Charles Shibbell, Arizona lawman

Charles Shibbell, Arizona lawman

Charles A. Shibell was a teamster, miner, businessman, and Arizona lawman who was a contemporary of the Earp brothers.

Shibell was born on August 14, 1841, to George and Mary Agnes Byrne Shibell, in St. Louis, Missouri.

He attended public schools in St. Louis as a child and then attended Iowa  College (later renamed Grinnell College).

He made his way to California in 1860, first working as a clerk in Sacramento. In 1862 he was a teamster employed by Colonel James H. Carleton’s California Column, taking him across Arizona.

In June 1864, he went to Cerro Colorado Mine, about 75 miles southwest of Tucson, where he worked as a silver miner for about a year.
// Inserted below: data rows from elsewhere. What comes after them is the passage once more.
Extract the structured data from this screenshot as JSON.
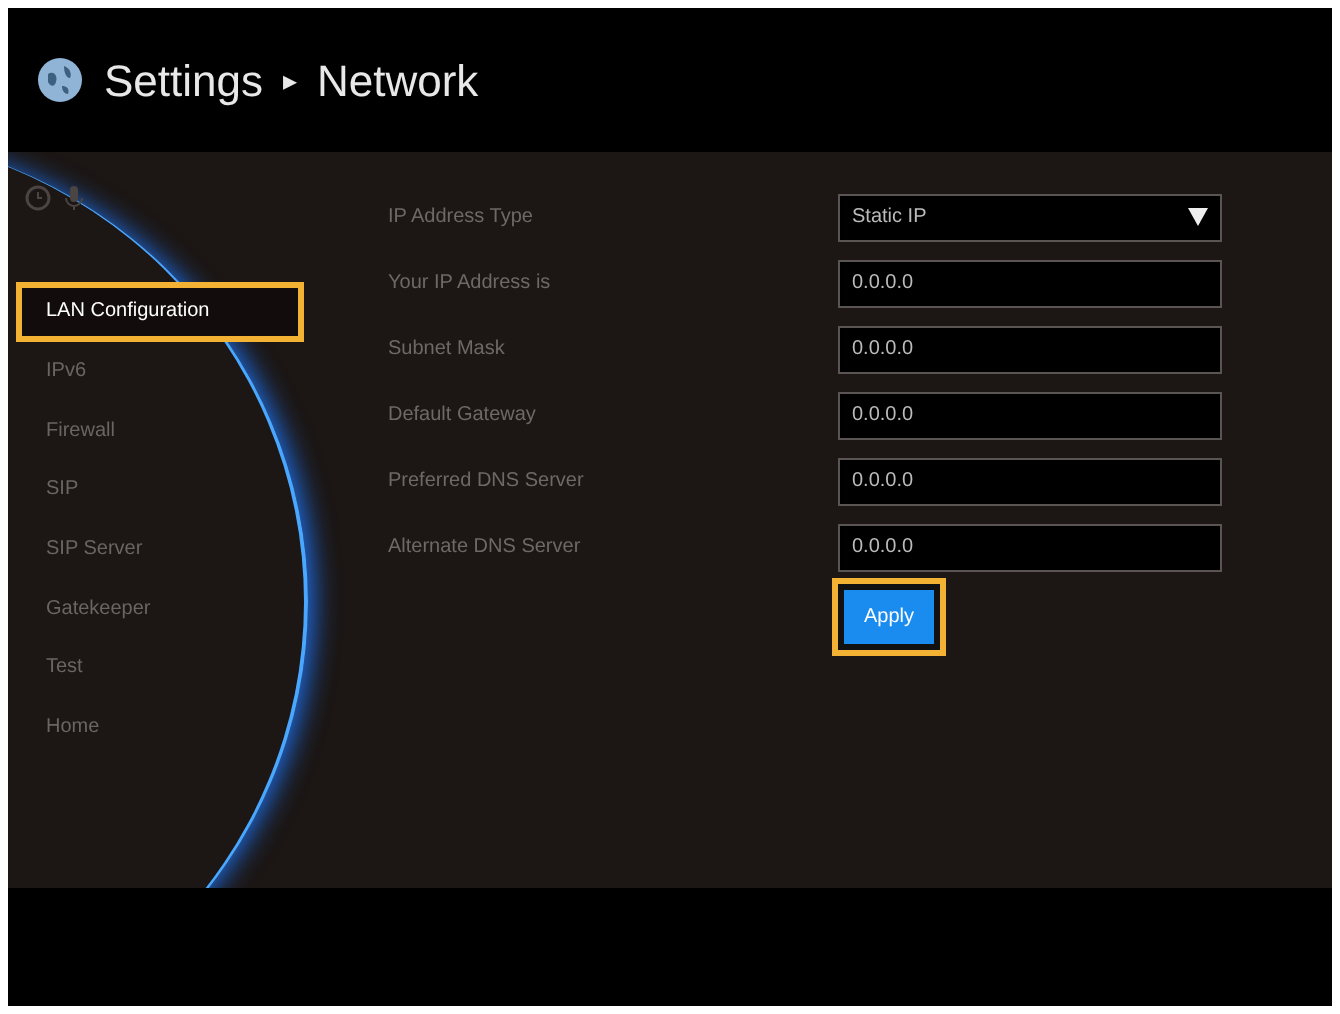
{
  "header": {
    "breadcrumb": [
      {
        "label": "Settings"
      },
      {
        "label": "Network"
      }
    ],
    "separator": "▸"
  },
  "sidebar": {
    "items": [
      {
        "label": "LAN Configuration",
        "selected": true
      },
      {
        "label": "IPv6",
        "selected": false
      },
      {
        "label": "Firewall",
        "selected": false
      },
      {
        "label": "SIP",
        "selected": false
      },
      {
        "label": "SIP Server",
        "selected": false
      },
      {
        "label": "Gatekeeper",
        "selected": false
      },
      {
        "label": "Test",
        "selected": false
      },
      {
        "label": "Home",
        "selected": false
      }
    ]
  },
  "form": {
    "fields": [
      {
        "label": "IP Address Type",
        "kind": "dropdown",
        "value": "Static IP"
      },
      {
        "label": "Your IP Address is",
        "kind": "text",
        "value": "0.0.0.0"
      },
      {
        "label": "Subnet Mask",
        "kind": "text",
        "value": "0.0.0.0"
      },
      {
        "label": "Default Gateway",
        "kind": "text",
        "value": "0.0.0.0"
      },
      {
        "label": "Preferred DNS Server",
        "kind": "text",
        "value": "0.0.0.0"
      },
      {
        "label": "Alternate DNS Server",
        "kind": "text",
        "value": "0.0.0.0"
      }
    ],
    "apply_button": {
      "label": "Apply",
      "focused": true
    }
  }
}
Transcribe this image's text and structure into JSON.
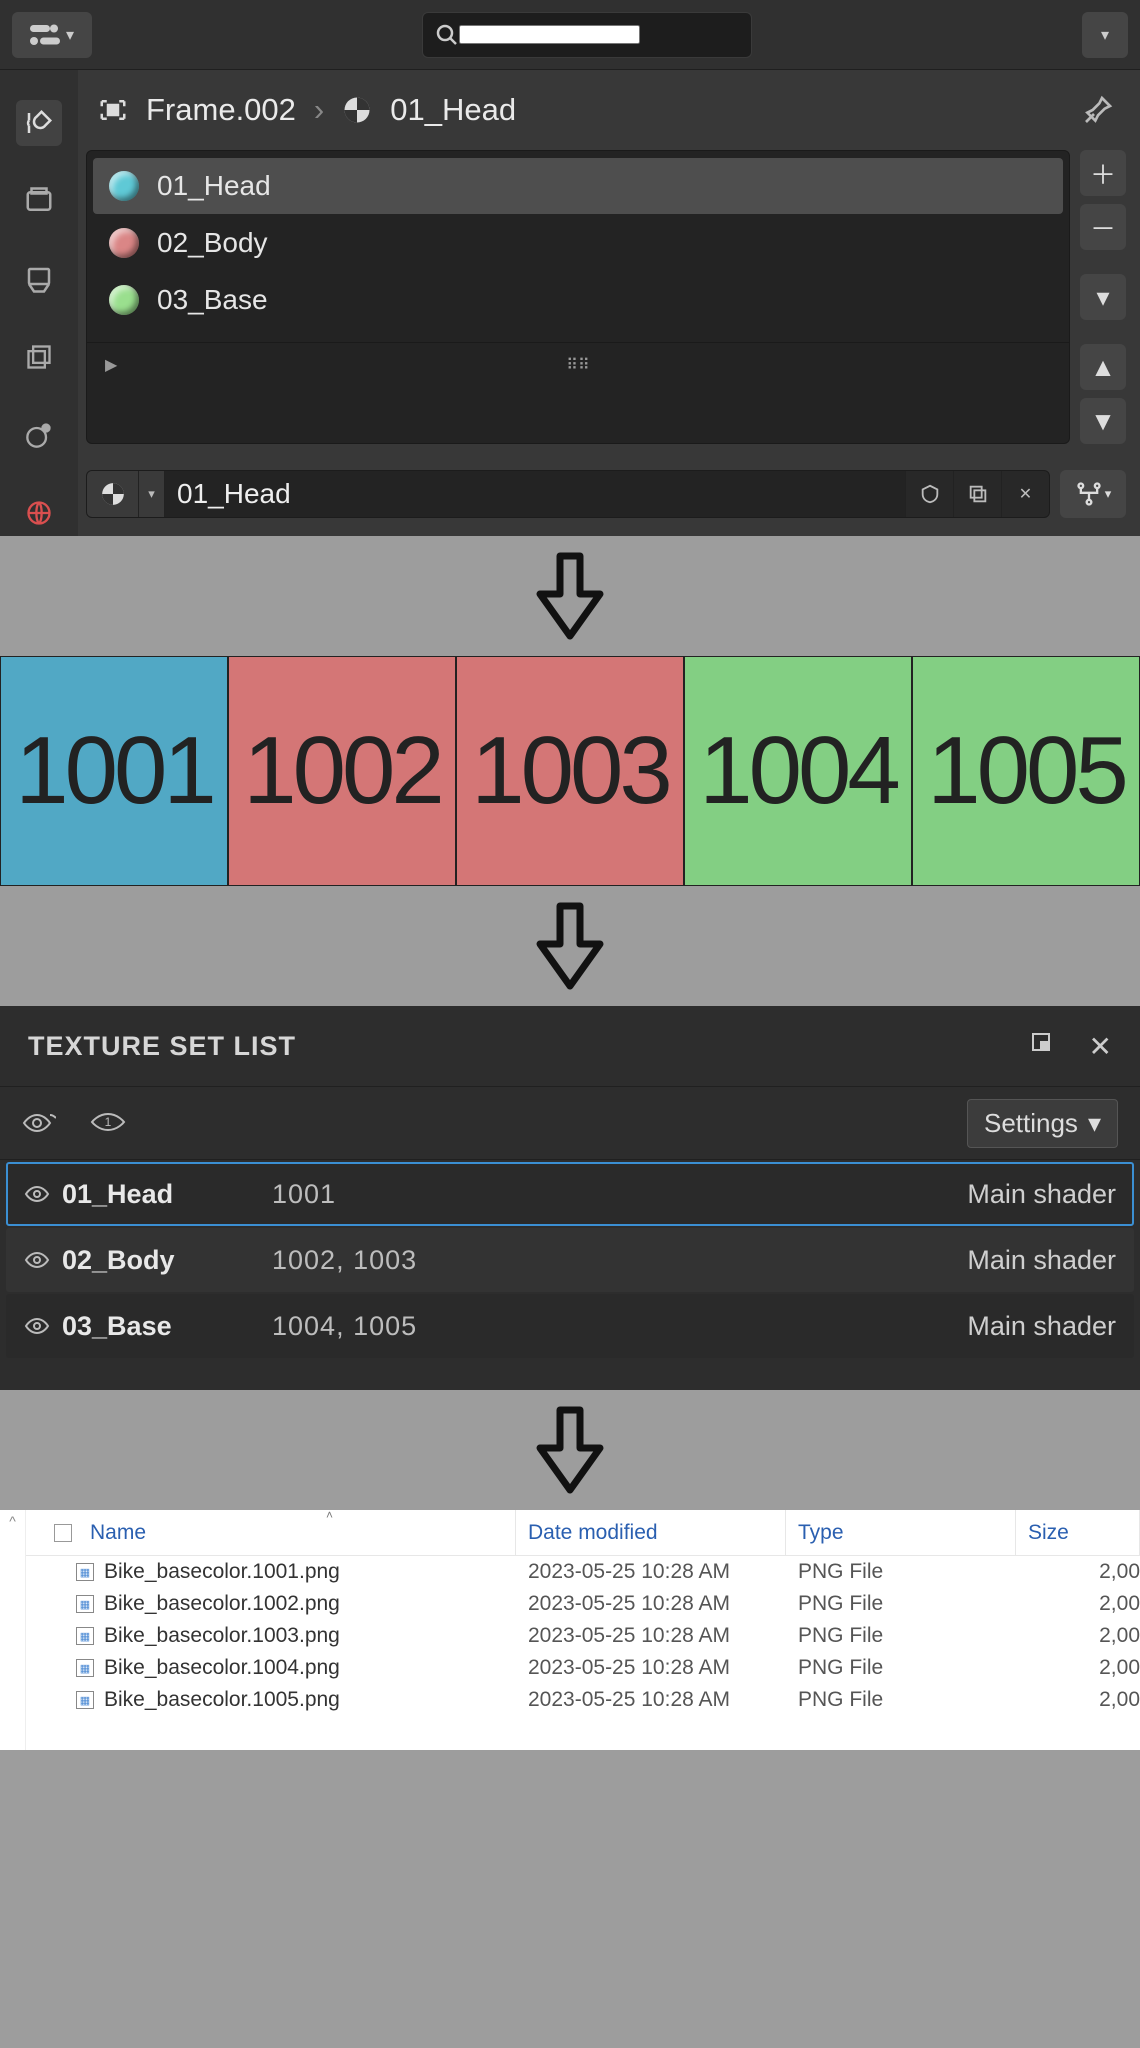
{
  "panel1": {
    "breadcrumb": {
      "frame": "Frame.002",
      "item": "01_Head"
    },
    "search_placeholder": "",
    "materials": [
      {
        "label": "01_Head",
        "color": "#5fc9d6",
        "selected": true
      },
      {
        "label": "02_Body",
        "color": "#da8686",
        "selected": false
      },
      {
        "label": "03_Base",
        "color": "#9adf8e",
        "selected": false
      }
    ],
    "field_value": "01_Head"
  },
  "tiles": [
    {
      "label": "1001",
      "cls": "blue"
    },
    {
      "label": "1002",
      "cls": "red"
    },
    {
      "label": "1003",
      "cls": "red"
    },
    {
      "label": "1004",
      "cls": "green"
    },
    {
      "label": "1005",
      "cls": "green"
    }
  ],
  "panel2": {
    "title": "TEXTURE SET LIST",
    "settings_label": "Settings",
    "rows": [
      {
        "name": "01_Head",
        "udims": "1001",
        "shader": "Main shader",
        "selected": true
      },
      {
        "name": "02_Body",
        "udims": "1002, 1003",
        "shader": "Main shader",
        "selected": false
      },
      {
        "name": "03_Base",
        "udims": "1004, 1005",
        "shader": "Main shader",
        "selected": false
      }
    ]
  },
  "panel3": {
    "cols": {
      "name": "Name",
      "date": "Date modified",
      "type": "Type",
      "size": "Size"
    },
    "rows": [
      {
        "name": "Bike_basecolor.1001.png",
        "date": "2023-05-25 10:28 AM",
        "type": "PNG File",
        "size": "2,00"
      },
      {
        "name": "Bike_basecolor.1002.png",
        "date": "2023-05-25 10:28 AM",
        "type": "PNG File",
        "size": "2,00"
      },
      {
        "name": "Bike_basecolor.1003.png",
        "date": "2023-05-25 10:28 AM",
        "type": "PNG File",
        "size": "2,00"
      },
      {
        "name": "Bike_basecolor.1004.png",
        "date": "2023-05-25 10:28 AM",
        "type": "PNG File",
        "size": "2,00"
      },
      {
        "name": "Bike_basecolor.1005.png",
        "date": "2023-05-25 10:28 AM",
        "type": "PNG File",
        "size": "2,00"
      }
    ]
  }
}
In 1865, he was farming and ranching near Sonoita, Arizona, about 50 miles southeast of Tucson. While there he was attacked by Apache Indians and two or three of his men were killed. H moved to Tucson in 1867
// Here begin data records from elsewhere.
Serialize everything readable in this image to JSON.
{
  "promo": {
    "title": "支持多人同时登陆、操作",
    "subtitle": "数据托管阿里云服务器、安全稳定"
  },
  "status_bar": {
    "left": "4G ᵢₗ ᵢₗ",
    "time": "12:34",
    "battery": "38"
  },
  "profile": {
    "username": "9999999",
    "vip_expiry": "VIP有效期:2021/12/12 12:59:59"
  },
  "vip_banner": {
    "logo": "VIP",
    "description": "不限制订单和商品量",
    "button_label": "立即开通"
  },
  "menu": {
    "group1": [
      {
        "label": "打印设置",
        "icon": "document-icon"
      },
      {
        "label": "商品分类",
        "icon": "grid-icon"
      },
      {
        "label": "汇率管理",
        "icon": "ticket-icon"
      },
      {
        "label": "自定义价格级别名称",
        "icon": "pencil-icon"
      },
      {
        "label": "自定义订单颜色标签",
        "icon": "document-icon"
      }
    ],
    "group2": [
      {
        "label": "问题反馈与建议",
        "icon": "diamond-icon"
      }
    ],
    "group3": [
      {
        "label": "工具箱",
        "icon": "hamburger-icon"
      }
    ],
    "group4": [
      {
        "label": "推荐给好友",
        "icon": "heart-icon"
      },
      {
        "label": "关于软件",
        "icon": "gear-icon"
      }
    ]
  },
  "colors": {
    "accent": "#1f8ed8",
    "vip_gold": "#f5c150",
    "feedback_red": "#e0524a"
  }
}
Posse

Posse

In May 1865, he went to a place called Sonoita River about 30 miles south of Tubac, and remained there until the early part of 1867. He then applied to become a customs inspector at El Paso, Texas. He was accepted and retained the position until 1869.

He then kept the Desert Station, a stagecoach stop, 26 miles northwest of Tucson. In 1872, he resumed his work as a teamster traveling between Tucson and Yuma.
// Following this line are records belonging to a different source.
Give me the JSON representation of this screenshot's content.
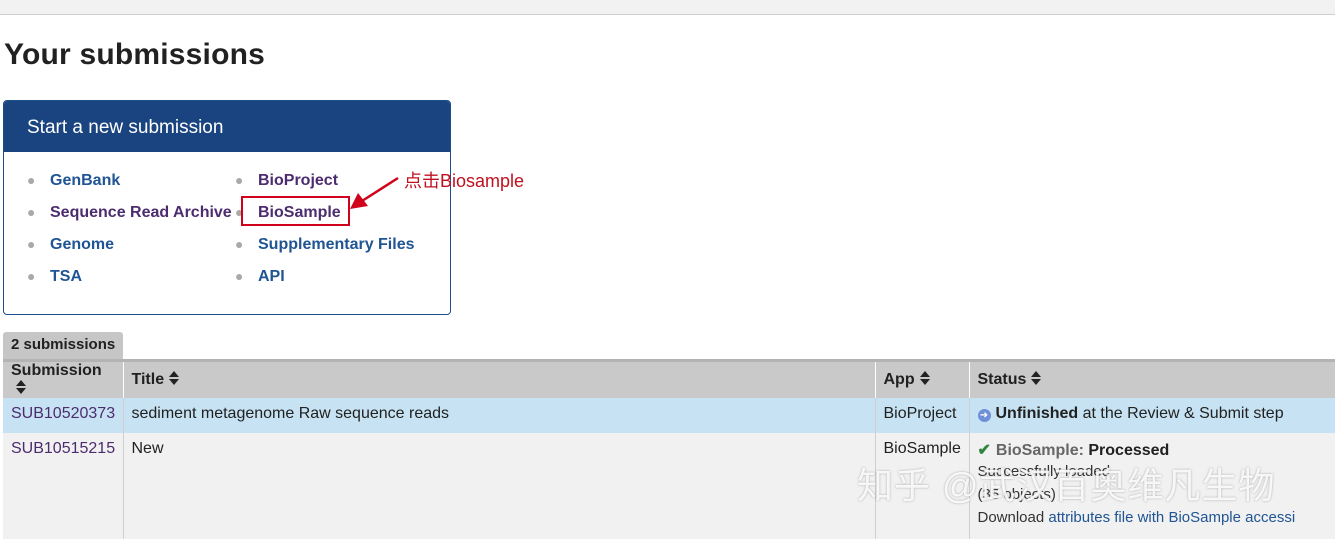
{
  "page": {
    "title": "Your submissions"
  },
  "new_submission": {
    "header": "Start a new submission",
    "links_left": [
      "GenBank",
      "Sequence Read Archive",
      "Genome",
      "TSA"
    ],
    "links_right": [
      "BioProject",
      "BioSample",
      "Supplementary Files",
      "API"
    ]
  },
  "annotation": {
    "text": "点击Biosample"
  },
  "submissions": {
    "tab_label": "2 submissions",
    "columns": [
      "Submission",
      "Title",
      "App",
      "Status"
    ],
    "rows": [
      {
        "id": "SUB10520373",
        "title": "sediment metagenome Raw sequence reads",
        "app": "BioProject",
        "status_bold": "Unfinished",
        "status_rest": " at the Review & Submit step"
      },
      {
        "id": "SUB10515215",
        "title": "New",
        "app": "BioSample",
        "status_app": "BioSample:",
        "status_state": "Processed",
        "line2": "Successfully loaded",
        "line3": "(35 objects)",
        "download_prefix": "Download ",
        "download_link": "attributes file with BioSample accessi"
      }
    ]
  },
  "watermark": "知乎 @武汉百奥维凡生物",
  "colors": {
    "header_bg": "#1a4480",
    "link": "#205493",
    "visited": "#4c2c6f",
    "highlight": "#d0021b",
    "row_selected": "#c7e3f3"
  }
}
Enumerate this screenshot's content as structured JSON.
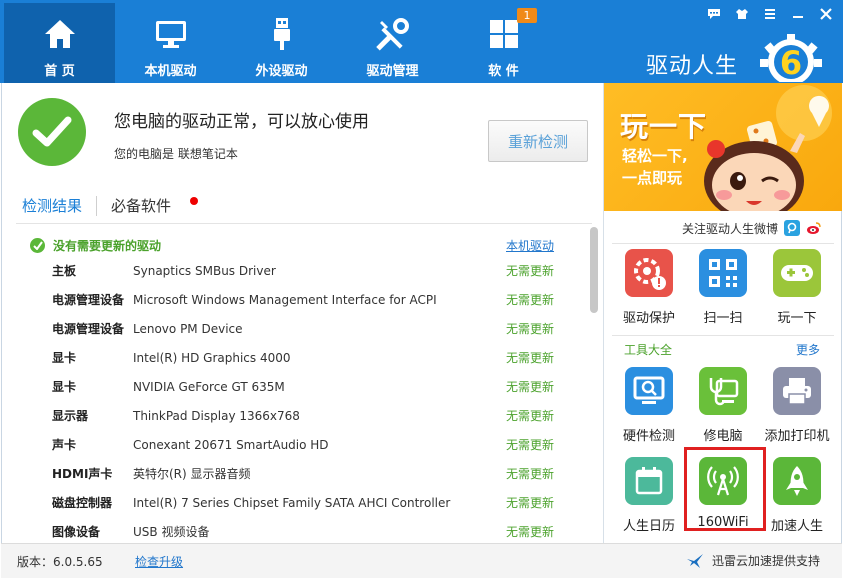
{
  "header": {
    "nav": [
      {
        "label": "首 页",
        "icon": "home-icon"
      },
      {
        "label": "本机驱动",
        "icon": "monitor-icon"
      },
      {
        "label": "外设驱动",
        "icon": "usb-icon"
      },
      {
        "label": "驱动管理",
        "icon": "tools-icon"
      },
      {
        "label": "软 件",
        "icon": "apps-grid-icon",
        "badge": "1"
      }
    ],
    "brand": "驱动人生",
    "logo_digit": "6"
  },
  "status": {
    "title": "您电脑的驱动正常，可以放心使用",
    "subtitle": "您的电脑是 联想笔记本",
    "rescan_button": "重新检测"
  },
  "tabs": {
    "results": "检测结果",
    "software": "必备软件"
  },
  "list": {
    "head_title": "没有需要更新的驱动",
    "head_link": "本机驱动",
    "rows": [
      {
        "cat": "主板",
        "dev": "Synaptics SMBus Driver",
        "status": "无需更新"
      },
      {
        "cat": "电源管理设备",
        "dev": "Microsoft Windows Management Interface for ACPI",
        "status": "无需更新"
      },
      {
        "cat": "电源管理设备",
        "dev": "Lenovo PM Device",
        "status": "无需更新"
      },
      {
        "cat": "显卡",
        "dev": "Intel(R) HD Graphics 4000",
        "status": "无需更新"
      },
      {
        "cat": "显卡",
        "dev": "NVIDIA GeForce GT 635M",
        "status": "无需更新"
      },
      {
        "cat": "显示器",
        "dev": "ThinkPad Display 1366x768",
        "status": "无需更新"
      },
      {
        "cat": "声卡",
        "dev": "Conexant 20671 SmartAudio HD",
        "status": "无需更新"
      },
      {
        "cat": "HDMI声卡",
        "dev": "英特尔(R) 显示器音频",
        "status": "无需更新"
      },
      {
        "cat": "磁盘控制器",
        "dev": "Intel(R) 7 Series Chipset Family SATA AHCI Controller",
        "status": "无需更新"
      },
      {
        "cat": "图像设备",
        "dev": "USB 视频设备",
        "status": "无需更新"
      }
    ]
  },
  "footer": {
    "version": "版本：6.0.5.65",
    "upgrade": "检查升级",
    "support": "迅雷云加速提供支持"
  },
  "side": {
    "banner_big": "玩一下",
    "banner_line1": "轻松一下,",
    "banner_line2": "一点即玩",
    "weibo": "关注驱动人生微博",
    "top_tiles": [
      {
        "label": "驱动保护",
        "color": "#e8534a"
      },
      {
        "label": "扫一扫",
        "color": "#2b8fe0"
      },
      {
        "label": "玩一下",
        "color": "#9bc63a"
      }
    ],
    "tools_head": "工具大全",
    "tools_more": "更多",
    "tools": [
      {
        "label": "硬件检测",
        "color": "#2b8fe0"
      },
      {
        "label": "修电脑",
        "color": "#6ac03a"
      },
      {
        "label": "添加打印机",
        "color": "#8a8fa8"
      },
      {
        "label": "人生日历",
        "color": "#4cb99b"
      },
      {
        "label": "160WiFi",
        "color": "#5bb739"
      },
      {
        "label": "加速人生",
        "color": "#5bb739"
      }
    ]
  },
  "colors": {
    "header_blue": "#1a7fd6",
    "active_nav": "#0f62ad",
    "ok_green": "#5bb739",
    "link_blue": "#2277cc",
    "highlight_red": "#e02020"
  }
}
He was appointed deputy sheriff of Pima County, then elected Sheriff in 1876, a position he held until 1892.

On August 19, 1878, Shibell led a citizen posse tracking outlaw William Whitney Brazelton, who was suspected of robbing several stagecoaches in the Tucson area. The posse tracked him to a meeting place where they thought the robber was going to receive supplies from a confederate named David Nemitz. When they arrived Brazelton wasn’t there, but Nemitz warned them that Brazelton “would not be taken alive unless by artful strategy.”

The posse continued to track the outlaw with Shibell giving orders to shoot on sight if needed. When they found him in a mesquite bosque along the Santa Cruz River about three miles south of Tucson on August 22, 1878, Brazelton was shot and killed.

William Whitney Brazelton, outlaw

William Whitney Brazelton, outlaw

In 1880 Shibell promised a job as Deputy Sheriff to Wyatt Earp, but when Earp announced his support for Bob Paul as the next sheriff, Shibell appointed Earp’s antagonist John Behan to the position instead.

In his later years, he ran and owned the Palace and Occidental Hotels in Tucson and served again as a deputy sheriff. In 1888 he was elected as the Pima County Recorder, a position he held until 1902.

He died in Tucson on October 21, 1908, and was buried in the Evergreen Cemetery in Tucson. During his life, he was married twice and bore six children.

© Kathy Weiser/Legends of America, updated January 2022.

Also See:

Adventures in the Old West

Lawmen of the Old West

Old West Photo Galleries

William Whitney Brazelton – Stage Robber

Sources:

Find A Grave
History of Arizona, 1896
Wikipedia